Our local Guru of EBM, Brian Doyle, hosts a monthly Journal Club for the locals. In the spirit of consolidating knowledge and sharing this with the world, with permission, here is a re-post of one of the articles discussed.
For more juicy journals served on a platter, head over to Brian's JC blog: EmergencyMedJc
Generally speaking we know the real answer to such questions is, “it depends...” And this is often followed by an emphatic explanation of the clinician’s beliefs based on eminence based medicine.
This study at least makes an attempt to enter some high quality evidence into the discussion.
This randomized, controlled, double blind, triple-dummy (who you callin’ dummy?) clinical trial enrolled adult patients requiring IV sedation for acute agitation in 2 ED’s. They randomized 349 patients to either:
Group 1: Midazolam 5mg + Droperidol 5mg or
Group 2: Droperidol 10mg or
Group 3: Olanzapine 10mg
If patients were not adequately sedated by five minutes they could get further pre-specified study drug.
The primary outcome was adequate sedation by 10 minutes.
If you have any knowledge of pharmacodynamics of the study drugs, you can probably guess the results.
Yes, the midazolam group did better. By the 10 minute mark, about 75% were adequately sedated vs. 50% in the groups that got monotherapy with droperidol or olanzapine.
Once again, the results of this study are not a surprise. Intravenous midazolam works within seconds of IV administration whereas the antipsychotics take several minutes.
I personally (eminence based medicine anyone?) rapidly titrate midazolam in combination with a single dose of antipsychotic. I have most of this done well before the 10 minute mark with the attendants already wiping the sweat off their brow.
Of course we have made no mention of safety. This study was not powered for safety outcomes. Nevertheless it is quite clear that drugs in combination require extra care; especially benzodiazepines.
What’s the take-home point?
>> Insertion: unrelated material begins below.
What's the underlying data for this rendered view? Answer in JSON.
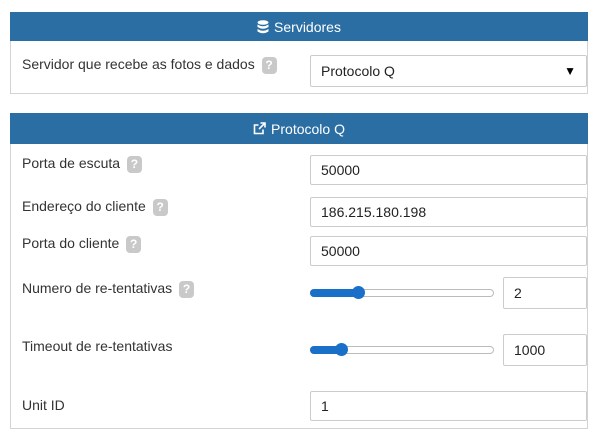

Combination therapy with IV midazolam plus an antipsychotic is probably the best strategy if the goal is rapid sedation of the acutely agitated patient. But really, therapy should be tailored to the individual patient and adequate precautions taken.
This is a great triple dummy RCT... but whatever you do, “don’t call me stupid.”
Taylor DM, Yap CL, Knott JC, et al. Midazolam-Droperidol, Droperidol, or Olanzapine for Acute Agitation: A Randomized Clinical Trial. Ann Emerg Med. 2016 Oct 10. pii: S0196-0644(16)30456-5. doi: 10.1016/j.annemergmed.2016.07.033
About the Author
Dr Brian Doyle is an emergency physician originally from the United States but now very much calls Tasmania his home. Unfortunately, it will now be a bit more difficult to deport him from the country as he passed his Australian citizenship test a few years ago. (He was able to answer that Phar Lap won the Melbourne rather than the Davis Cup). His main interests are mostly the clinical aspects of emergency medicine but also in education, ultrasound and critical appraisal of the literature. He spends much of his time annoying people to help out with conferences.